But the worst of it was that I too had got beyond reason. I could have torn the child apart in my own fury and enjoyed it. It was a pleasure to attack her. My face was burning with it. (Williams' 40)
This strange enjoyment helps the reader understand how the doctor feels and foreshadows future events in the essay. The child, who never speaks also, shows the reader how much she despises the doctor. She will not open her mouth and let him examine her. She wouldn't let the man near her and violently did all she could to prevent the doctor from seeing she was sick. Including, "reducing a wooden spatula to splinters" (Williams' 40) before he could check her throat. By seeing both the doctor and child's anger, the reader gets a sense of shock. They will also be able to conclude that the end of the story could not possibly be a good one.
Both "A Hanging" and "The Use of Force" uses violence to give the reader inside information on the characters. The police officer in "A Hanging" and the doctor in "The Use of Force" are partaking in violent actions. The police officer is a witness to the hanging of a prisoner and the doctor must hurt a child in order to examine her. Each character is not necessarily evil but, from the way they are acting the reader can assume they are. They both also come to a meaningful conclusion. The doctor knows that if he doesn't do whatever he can to examine the child, she may die of diphtheria. The police officer realizes that they are about to take the life of a fully functioning human and how fragile that life really is.
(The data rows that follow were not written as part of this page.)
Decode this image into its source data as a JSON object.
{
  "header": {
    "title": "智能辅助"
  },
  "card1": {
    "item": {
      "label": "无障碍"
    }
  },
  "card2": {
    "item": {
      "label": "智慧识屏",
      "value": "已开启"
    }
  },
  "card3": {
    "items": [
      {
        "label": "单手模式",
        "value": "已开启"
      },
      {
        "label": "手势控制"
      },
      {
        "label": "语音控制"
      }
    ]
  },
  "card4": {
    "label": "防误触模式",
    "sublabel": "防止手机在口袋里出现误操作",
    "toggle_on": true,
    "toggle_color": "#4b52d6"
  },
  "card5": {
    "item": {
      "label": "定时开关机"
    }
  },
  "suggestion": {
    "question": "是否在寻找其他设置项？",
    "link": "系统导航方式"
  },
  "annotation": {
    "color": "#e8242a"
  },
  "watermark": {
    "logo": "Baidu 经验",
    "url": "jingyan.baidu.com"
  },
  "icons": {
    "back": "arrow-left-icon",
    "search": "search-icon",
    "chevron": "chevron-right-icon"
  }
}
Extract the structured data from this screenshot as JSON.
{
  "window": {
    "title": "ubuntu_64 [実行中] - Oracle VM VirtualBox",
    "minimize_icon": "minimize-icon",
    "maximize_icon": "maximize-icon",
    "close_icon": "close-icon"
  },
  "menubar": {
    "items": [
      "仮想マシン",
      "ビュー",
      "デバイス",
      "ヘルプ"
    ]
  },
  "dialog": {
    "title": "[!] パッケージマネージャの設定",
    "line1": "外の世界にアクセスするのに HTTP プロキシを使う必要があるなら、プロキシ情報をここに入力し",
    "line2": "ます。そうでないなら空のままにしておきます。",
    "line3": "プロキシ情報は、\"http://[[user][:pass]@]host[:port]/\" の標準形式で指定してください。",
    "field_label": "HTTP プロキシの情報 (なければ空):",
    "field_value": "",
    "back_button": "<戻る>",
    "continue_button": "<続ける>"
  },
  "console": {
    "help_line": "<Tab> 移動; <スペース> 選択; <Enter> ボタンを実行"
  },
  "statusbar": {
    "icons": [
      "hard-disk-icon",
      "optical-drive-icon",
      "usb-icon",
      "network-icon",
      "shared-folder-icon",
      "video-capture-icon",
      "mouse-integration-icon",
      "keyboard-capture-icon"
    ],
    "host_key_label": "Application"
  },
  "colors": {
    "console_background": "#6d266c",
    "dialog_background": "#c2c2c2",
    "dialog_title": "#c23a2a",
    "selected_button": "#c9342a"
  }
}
The two essays are also alike in which the main character has some type of high authority over a distressed character. The doctor in "The Use of Force" is trying to cure a young patient and a police officer in "A Hanging" is bringing a man to his death. Both of them may have authority but, at some point feel a sense of uselessness and degradation. The police officer knows a life is about to be taken and regardless of how he feels about it, hopes it will happen quickly. The doctor becomes angry and annoyed with the young girl when she will not open her mouth for him to examine her and momentarily accepts defeat. In the end, the lesser character in the one who suffers from the violence while the main character completes what they set out to do.
The use of violence in an essay can be tricky to work with. Depending on how the work is written, violence can be interpreted in many ways. Mainly it is seen to be hurtful and nothing meaningful can come from it. I disagree, I believe when presented in the way it has been in these two works, violence can be a method of truly expressing what the writer wants to convey to the reader. May it be to increase knowledge about the characters or to add to the plot, violence can actually be helpful.
Orwell, George. A Hanging., 1931. 27-33. Print.
Williams, William C. The Use of Force., 1931. 35-41. Print.